There’s a great lesson in today’s gospel. We may need to dig deep for the total honesty needed to admit how we would feel in the situation, even if the feeling was just a twinge. If that were the case we would know that we were at least on the right path. It’s one of those lessons that we need to really encounter – not just to read about – in order to know for sure how we would feel, but even speculating on it begins the process of self-scrutiny.
The story is the parable of the workers in the vineyard, where some were hired in the early morning and worked all day. Some found work only for the last work-hour before quitting time. When it was time to collect wages at the end of the day and those who had worked all day got the same amount of money that those who worked just one hour were paid, there was lots of consternation and grumbling because the first people who got their pay were the last hired and they got the agreed upon wage. The natural conclusion would have been that those who had worked all day would get more…Not so! They got the agreed-upon wage.
How would you feel if you had toiled all day in the sun picking grapes and expected a bonus because you knew that those who had been hired last got what you had agreed upon in the morning? We could argue that the actions of the vineyard owner were not “fair” but would lose the argument if we had already known and agreed on the amount coming to us.
Think about it this way however. What if you had a family and were standing around in the hot sun all day begging God to let someone hire you so you could buy food for tomorrow for your children? Or what if you had looked and looked for work and this was the only job available and just for an hour? Does that help?
How ever we look at it, we ought to ask ourselves the question that the owner of the vineyard asked the discontented workers: Are you envious because I am generous? And don’t just theorize…Dig deep for how you would feel.
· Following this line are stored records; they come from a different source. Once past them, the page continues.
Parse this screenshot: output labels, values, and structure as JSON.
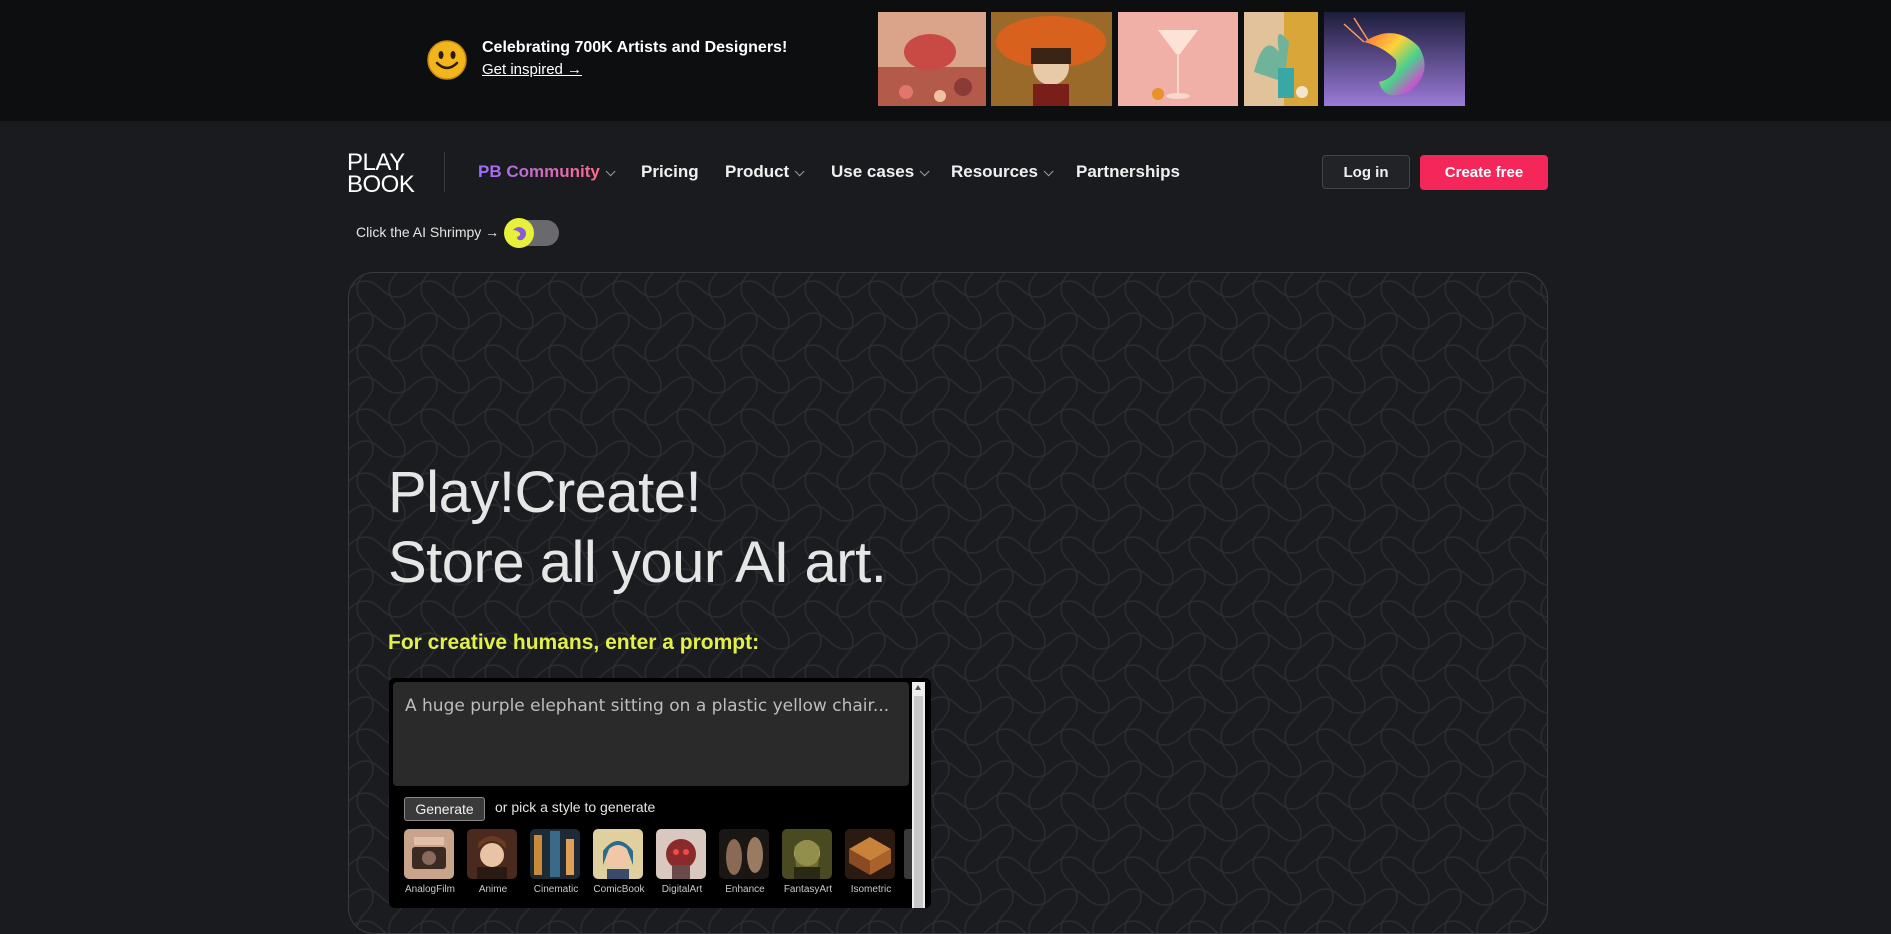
{
  "banner": {
    "title": "Celebrating 700K Artists and Designers!",
    "link": "Get inspired →",
    "thumbnails": [
      "balloon-creature-art",
      "girl-fish-art",
      "cocktail-glass-art",
      "still-life-art",
      "rainbow-shrimp-art"
    ]
  },
  "nav": {
    "logo_line1": "PLAY",
    "logo_line2": "BOOK",
    "items": [
      {
        "label": "PB Community",
        "dropdown": true
      },
      {
        "label": "Pricing",
        "dropdown": false
      },
      {
        "label": "Product",
        "dropdown": true
      },
      {
        "label": "Use cases",
        "dropdown": true
      },
      {
        "label": "Resources",
        "dropdown": true
      },
      {
        "label": "Partnerships",
        "dropdown": false
      }
    ],
    "login": "Log in",
    "create": "Create free"
  },
  "shrimpy": {
    "label": "Click the AI Shrimpy →"
  },
  "hero": {
    "line1": "Play!Create!",
    "line2": "Store all your AI art.",
    "subtitle": "For creative humans, enter a prompt:"
  },
  "prompt": {
    "placeholder": "A huge purple elephant sitting on a plastic yellow chair...",
    "generate": "Generate",
    "hint": "or pick a style to generate",
    "styles": [
      "AnalogFilm",
      "Anime",
      "Cinematic",
      "ComicBook",
      "DigitalArt",
      "Enhance",
      "FantasyArt",
      "Isometric"
    ]
  },
  "colors": {
    "accent_pink": "#f5265a",
    "accent_yellow": "#e3f04a",
    "background": "#1a1b1e"
  }
}
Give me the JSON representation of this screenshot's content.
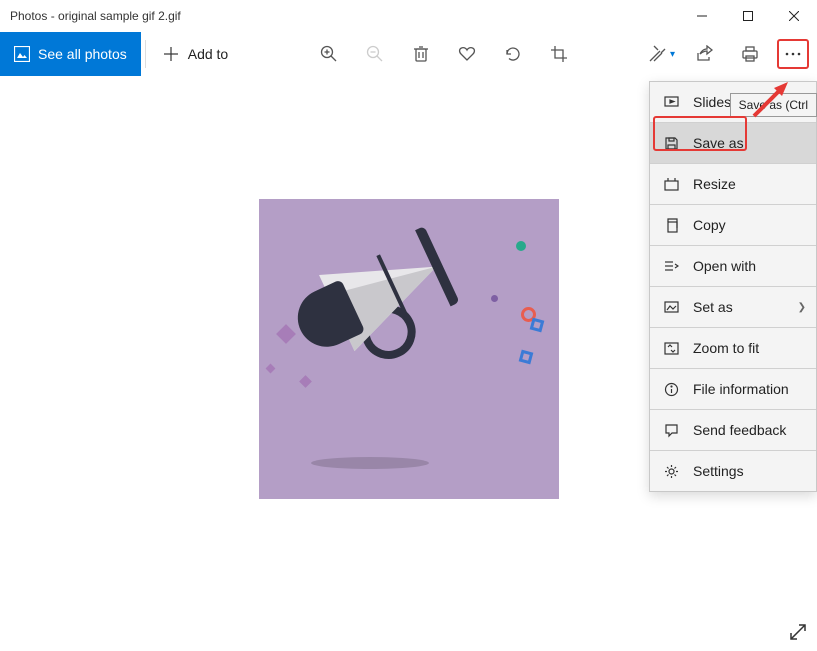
{
  "window": {
    "title": "Photos - original sample gif 2.gif"
  },
  "toolbar": {
    "see_all_label": "See all photos",
    "add_to_label": "Add to"
  },
  "tooltip": {
    "save_as_hint": "Save as (Ctrl"
  },
  "menu": {
    "slideshow": "Slideshow",
    "save_as": "Save as",
    "resize": "Resize",
    "copy": "Copy",
    "open_with": "Open with",
    "set_as": "Set as",
    "zoom_to_fit": "Zoom to fit",
    "file_information": "File information",
    "send_feedback": "Send feedback",
    "settings": "Settings"
  }
}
Then consider how blessed we are to have a generous God who knows what is best for us to help us grow into our best selves.
Kris Kearns said: